» **TASK DESCRIPTION**: From the entries that follow, copy every line with the word "iivalo".

RECORDS SUPPLIED START

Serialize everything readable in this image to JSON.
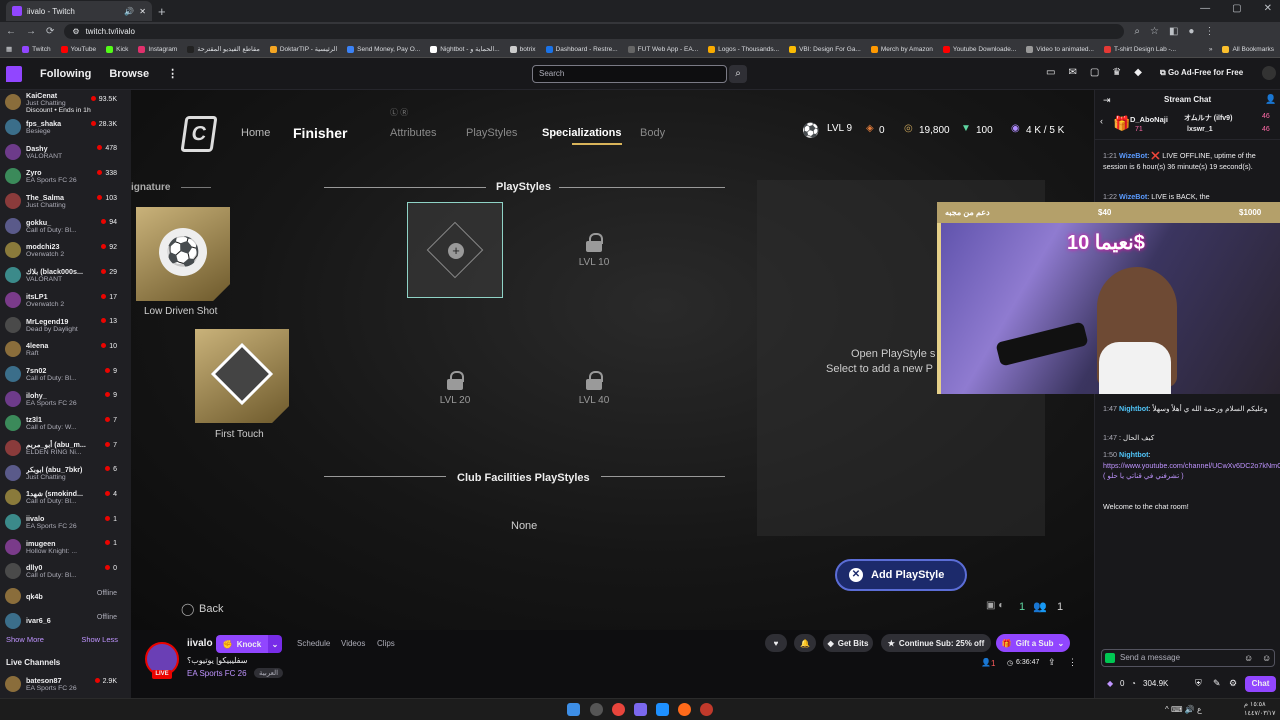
{
  "browser": {
    "tab_title": "iivalo - Twitch",
    "url": "twitch.tv/iivalo",
    "all_bookmarks": "All Bookmarks",
    "bookmarks": [
      "Twitch",
      "YouTube",
      "Kick",
      "Instagram",
      "مقاطع الفيديو المقترحة",
      "DoktarTIP - الرئيسية",
      "Send Money, Pay O...",
      "Nightbot - الحماية و...",
      "botrix",
      "Dashboard - Restre...",
      "FUT Web App - EA...",
      "Logos - Thousands...",
      "VBI: Design For Ga...",
      "Merch by Amazon",
      "Youtube Downloade...",
      "Video to animated...",
      "T-shirt Design Lab -..."
    ]
  },
  "nav": {
    "following": "Following",
    "browse": "Browse",
    "search_placeholder": "Search",
    "ad_free": "Go Ad-Free for Free"
  },
  "sidebar": {
    "channels": [
      {
        "name": "KaiCenat",
        "game": "Just Chatting",
        "viewers": "93.5K",
        "extra": "Discount • Ends in 1h"
      },
      {
        "name": "fps_shaka",
        "game": "Besiege",
        "viewers": "28.3K"
      },
      {
        "name": "Dashy",
        "game": "VALORANT",
        "viewers": "478"
      },
      {
        "name": "Zyro",
        "game": "EA Sports FC 26",
        "viewers": "338"
      },
      {
        "name": "The_Salma",
        "game": "Just Chatting",
        "viewers": "103"
      },
      {
        "name": "gokku_",
        "game": "Call of Duty: Bl...",
        "viewers": "94"
      },
      {
        "name": "modchi23",
        "game": "Overwatch 2",
        "viewers": "92"
      },
      {
        "name": "بلاك (black000s...",
        "game": "VALORANT",
        "viewers": "29"
      },
      {
        "name": "itsLP1",
        "game": "Overwatch 2",
        "viewers": "17"
      },
      {
        "name": "MrLegend19",
        "game": "Dead by Daylight",
        "viewers": "13"
      },
      {
        "name": "4leena",
        "game": "Raft",
        "viewers": "10"
      },
      {
        "name": "7sn02",
        "game": "Call of Duty: Bl...",
        "viewers": "9"
      },
      {
        "name": "ilohy_",
        "game": "EA Sports FC 26",
        "viewers": "9"
      },
      {
        "name": "tz3l1",
        "game": "Call of Duty: W...",
        "viewers": "7"
      },
      {
        "name": "أبو_مريم (abu_m...",
        "game": "ELDEN RING Ni...",
        "viewers": "7"
      },
      {
        "name": "ابوبكر (abu_7bkr)",
        "game": "Just Chatting",
        "viewers": "6"
      },
      {
        "name": "شهد1 (smokind...",
        "game": "Call of Duty: Bl...",
        "viewers": "4"
      },
      {
        "name": "iivalo",
        "game": "EA Sports FC 26",
        "viewers": "1"
      },
      {
        "name": "imugeen",
        "game": "Hollow Knight: ...",
        "viewers": "1"
      },
      {
        "name": "dlly0",
        "game": "Call of Duty: Bl...",
        "viewers": "0"
      },
      {
        "name": "qk4b",
        "game": "",
        "viewers": "Offline"
      },
      {
        "name": "ivar6_6",
        "game": "",
        "viewers": "Offline"
      }
    ],
    "show_more": "Show More",
    "show_less": "Show Less",
    "live_channels": "Live Channels",
    "live": {
      "name": "bateson87",
      "game": "EA Sports FC 26",
      "viewers": "2.9K"
    }
  },
  "game": {
    "signature": "ignature",
    "tabs": [
      "Home",
      "Finisher",
      "Attributes",
      "PlayStyles",
      "Specializations",
      "Body"
    ],
    "level": "LVL 9",
    "points": "0",
    "coins": "19,800",
    "gems": "100",
    "sp": "4 K / 5 K",
    "playstyles_heading": "PlayStyles",
    "club_heading": "Club Facilities PlayStyles",
    "none": "None",
    "low_driven_shot": "Low Driven Shot",
    "first_touch": "First Touch",
    "lvl10": "LVL 10",
    "lvl20": "LVL 20",
    "lvl40": "LVL 40",
    "open_ps": "Open PlayStyle s",
    "select_add": "Select to add a new P",
    "add_playstyle": "Add PlayStyle",
    "back": "Back",
    "count1": "1",
    "count2": "1"
  },
  "chat": {
    "title": "Stream Chat",
    "top_users": [
      {
        "name": "D_AboNaji",
        "val": "71"
      },
      {
        "name": "オムルナ (ilfv9)",
        "val": "46"
      },
      {
        "name": "lxswr_1",
        "val": "46"
      }
    ],
    "messages": [
      {
        "time": "1:21",
        "name": "WizeBot",
        "text": "❌ LIVE OFFLINE, uptime of the session is 6 hour(s) 36 minute(s) 19 second(s)."
      },
      {
        "time": "1:22",
        "name": "WizeBot",
        "text": "LIVE is BACK, the"
      },
      {
        "time": "1:47",
        "name": "Nightbot",
        "text": "وعليكم السلام ورحمة الله ي أهلاً وسهلاً"
      },
      {
        "time": "1:47",
        "name": "",
        "text": "كيف الحال"
      },
      {
        "time": "1:50",
        "name": "Nightbot",
        "text": "https://www.youtube.com/channel/UCwXv6DC2o7kNmGVxmNPhRJA ( تشرفني في قناتي يا حلو )"
      }
    ],
    "welcome": "Welcome to the chat room!",
    "send_placeholder": "Send a message",
    "points": "0",
    "balance": "304.9K",
    "chat_button": "Chat"
  },
  "overlay": {
    "donate_label": "دعم من مجبه",
    "amount1": "$40",
    "amount2": "$1000",
    "big_text": "نعيما 10$"
  },
  "stream": {
    "channel": "iivalo",
    "knock": "Knock",
    "links": [
      "Schedule",
      "Videos",
      "Clips"
    ],
    "title": "سفليبيكو| يوتيوب؟",
    "game": "EA Sports FC 26",
    "lang_tag": "العربية",
    "live": "LIVE",
    "get_bits": "Get Bits",
    "continue_sub": "Continue Sub: 25% off",
    "gift_sub": "Gift a Sub",
    "viewer_count": "1",
    "uptime": "6:36:47"
  },
  "taskbar": {
    "time": "١٥:٥٨ م",
    "date": "١٤٤٧/٠٣/١٧"
  }
}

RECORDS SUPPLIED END

» **FINISHED TASK**:
    "tab_title": "iivalo - Twitch",
    "url": "twitch.tv/iivalo",
        "name": "iivalo",
    "channel": "iivalo",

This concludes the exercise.